Crisis preparedness is not just about identifying potential risks. It demands that concern gets turned into action. Too often the problem is not a lack of information, but a lack of imagination and initiative.
This failure was highlighted last week by evidence before the inquiry into the fire and riot which devastated the Villawood immigration detention centre in Sydney earlier this year
New South Wales Assistant Police Commissioner Carmine Frank Minnelli told the inquiry that his officers had done some scenario training for a riot or fire at Villawood, and said he felt that his concerns had been somewhat dismissed.
“At the end of the scenario a debrief was conducted and I was told that the scenario was unrealistic and it would never happen,” Mr Minnelli said, adding that he raised those concerns with the Department of Immigration just two days before this riot.
The Sydney top cop’s frustration is eerily reminiscent of what happened before Hurricane Katrina struck New Orleans in August, 2005. A year earlier there had been a massive multi-agency exercise involving the fictional Hurricane Pam hitting New Orleans and breaching the levees.

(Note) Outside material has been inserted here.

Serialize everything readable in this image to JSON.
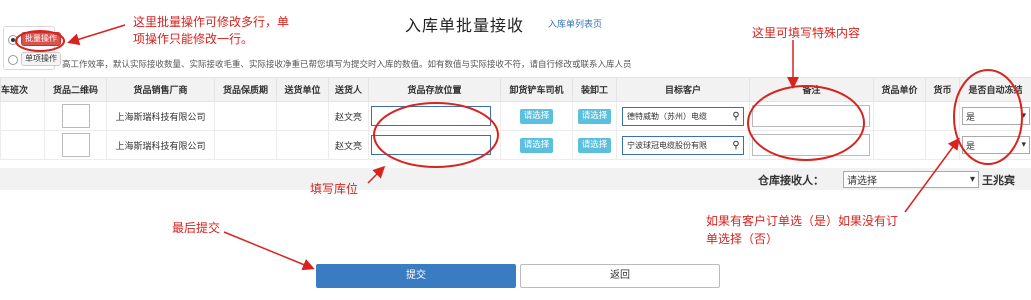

But at the end of this very costly simulation, some of the participants felt it was not very useful because the scenario “wasn’t realistic.” When the very real Hurricane Katrina struck in an almost identical scenario, Homeland Security Secretary Michael Chertoff tried to argue that the event was “particularly unpredictable” and “exceeded the foresight of planners, and maybe anybody’s foresight.”
The problem here – and the problem for managers and executives around the world – was eloquently captured by the official Federal report on the disaster, aptly titled A Failure of Initiative. The committee said “If 9/11 was a failure of imagination, then Katrina was a failure of initiative. It was a failure of leadership.” The report concluded: “While there was no failure to predict the inevitability and consequences of a monster Hurricane, there was a failure of initiative to get beyond design and organizational compromises to improve the level of protection afforded.”
Whenever an organizational crisis strikes there are two things which always happen. The first is the hunt for someone to blame. The second is that, in the aftermath of the crisis, there is always someone who steps forward and says: “Oh yes, I knew about that.”
So for crisis preparedness and crisis prevention, the challenge for managers and executives is this: When you review your risk register or update your assessment of issues and potential crises, are any of your top priority areas where someone would step forward after a crisis and say: “Oh yes, that was well known in our organization . . . but no-one did anything about it.” If that might be the case, you’ve got work to do.